13) “Pale Blue (Alt Version),” Byrdmaniax (1971)
Byrdmaniax is by far the most loathed Byrds album thanks to uninspired songs and Terry Melcher (who had been a fine producer up until this point) trying to disguise this fact by dressing them up with syrupy strings, horns and female choruses (apparently all done without their knowledge while the band was on tour). Imagine having a guitarist as amazing as Clarence White on your record and then burying his licks with overblown strings and backing vocals, no wonder even the band were unhappy with the result.
Still there are a few decent McGuinn tracks but compare the sweet acoustic (Untitled) outtake of “Kathleen’s Song” (another song written for the abandoned Gene Tryp musical) to the glossy finished version found on Byrdmaniax and you’ll hear where the problem lies. The simple alternative version of “Pale Blue” (rather than the over-produced album version), that appears as a bonus track on the CD, just features the beautiful guitar work of McGuinn and White and is utterly lovely.
14) “Farther Along,” Farther Along (1971)
The band took matters into their own hands for their next album, producing it themselves. While boasting a better sound, it still proved an uneven affair and it wasn’t long before McGuinn decided to disband this version of The Byrds to make way for a reunion of the original members. One of the record’s few saving graces is the Clarence White-arranged version of the old gospel song “Farther Along.” Sadly, five months after The Byrds had broken up, Clarence White was tragically killed by a drunk driver, aged just 29. At his funeral Gram Parsons led the crowd singing this very song, which makes White’s version sound even more poignant today.
15) “Full Circle,” Byrds (1973)

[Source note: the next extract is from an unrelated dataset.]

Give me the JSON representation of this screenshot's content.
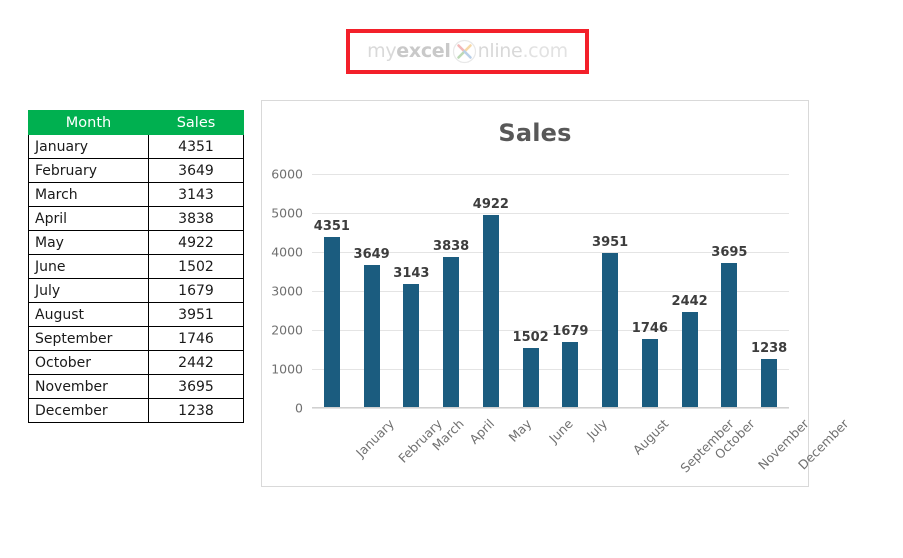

The original five members of The Byrds briefly reuniting in 1973 should have been a spectacular affair but instead it’s a wildly uneven album with only Gene Clark bringing his best material to the table (the others have since admitted they were keeping back their best stuff for their solo records). So while it’s not a successful Byrds album (no Dylan covers and no jangly guitars sadly), it is a nice showcase for Clark’s talents, even on two (yes, that’s right, two!) Neil Young covers. Clark’s tunes are the real joy though; “Changing Heart” is a lovely, harmonica fueled country tune but “Full Circle”, originally recorded for Clark’s Roadmaster LP, featuring Hillman’s tasteful mandolin flourishes and Crosby’s gorgeous harmonies, is probably the album’s standout track.